“You know what, while he was on the beach in Narragansett this summer, we were going door to door every night,” she said. She said she’d get home from work at 3 p.m., her husband would get home at 4:30 p.m., and they’d knock on doors until 8 p.m.

Also, Fenton-Fung said voters were seeking “cleaner government,” and were upset about scandals swirling around Mattiello. She noted that during the Britt trial, a political operative testified that he had done surveillance on Steven Frias, Mattiello’s opponent in the 2016 election.

Mattiello testified that he knew nothing about those activities or the campaign mailer at the heart of the Britt trial. But Fenton-Fung said, “When people get a glimpse of how the sausage is made up at the State House, they want some changes.”

After he voted, Mattiello said that he has been “the most pro-business Speaker in at least 50 or 75 years.” And if he wins, he said, “We are going to stay in the same direction that the Rhode Island manufacturers, the CPAs, the chambers of commerce, all of the business groups are supporting... creating the environment that is conducive to job growth.”


But if he loses, he said, the state may become "less business friendly.”

“The speakership would go into turmoil, and you don’t know who comes out the other end,” he said. “That would make a tremendous difference in the direction of the state.”

Georgia Hollister Isman, New England director for the Working Families Party, said a Mattiello loss would provide Rhode Island progressives with an opportunity to organize around issues that have proved popular in this election cycle, such as climate change, increasing the minimum wage, and taxing the wealthy to pay for essential government services.

“That state budget is going to include important decisions – important moral and political decisions,” Hollister Isman said.

“No matter what, we are in for a very different way of running the House," she said. “And that provides some very interesting possibilities.”

Early votes provides Mattiello’s last hope of changing the narrative after Election Day.

After midnight, the Board of Elections announced that early voting results in Cranston would not be available until later Wednesday.

Cranston registrar Nick Lima explained that a memory card in an early voting machine reached its limit on Thursday, and the Board of Elections was having trouble downloading those results.
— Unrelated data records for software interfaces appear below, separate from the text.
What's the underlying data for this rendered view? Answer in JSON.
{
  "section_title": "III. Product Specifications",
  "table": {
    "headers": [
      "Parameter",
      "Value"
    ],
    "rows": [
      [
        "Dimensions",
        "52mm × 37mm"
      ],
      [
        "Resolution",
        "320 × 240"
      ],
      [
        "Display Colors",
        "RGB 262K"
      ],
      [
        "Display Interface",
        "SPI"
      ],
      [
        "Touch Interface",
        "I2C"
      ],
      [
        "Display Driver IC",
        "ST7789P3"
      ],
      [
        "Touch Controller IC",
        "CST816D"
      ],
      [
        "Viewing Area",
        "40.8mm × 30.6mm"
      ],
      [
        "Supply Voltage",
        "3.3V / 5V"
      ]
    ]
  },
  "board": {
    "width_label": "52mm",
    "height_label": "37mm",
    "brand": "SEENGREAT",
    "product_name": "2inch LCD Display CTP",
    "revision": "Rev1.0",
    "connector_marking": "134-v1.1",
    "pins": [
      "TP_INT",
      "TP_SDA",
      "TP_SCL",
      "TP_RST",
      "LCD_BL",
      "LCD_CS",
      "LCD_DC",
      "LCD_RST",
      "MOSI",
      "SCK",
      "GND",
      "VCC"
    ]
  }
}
So the city sent all paper ballots to the Board of Elections, with a police escort, in case elections officials need to feed ballots through machine again.

“It’s the Board of Elections' hands,” Lima said. “They have all the flash drives and paper ballots.”


The bottom line was that with Rhode Island riveted on the outcome, the early voting and mail ballot results for the race had not been posted by midnight on Election Day.

Mattiello’s campaign canceled a planned Zoom call with reporters, and Mayor Fung said Fenton-Fung was not declaring victory. "Right now, we are cautiously optimistic,” he said.

Edward Fitzpatrick can be reached at edward.fitzpatrick@globe.com. Follow him on Twitter @FitzProv.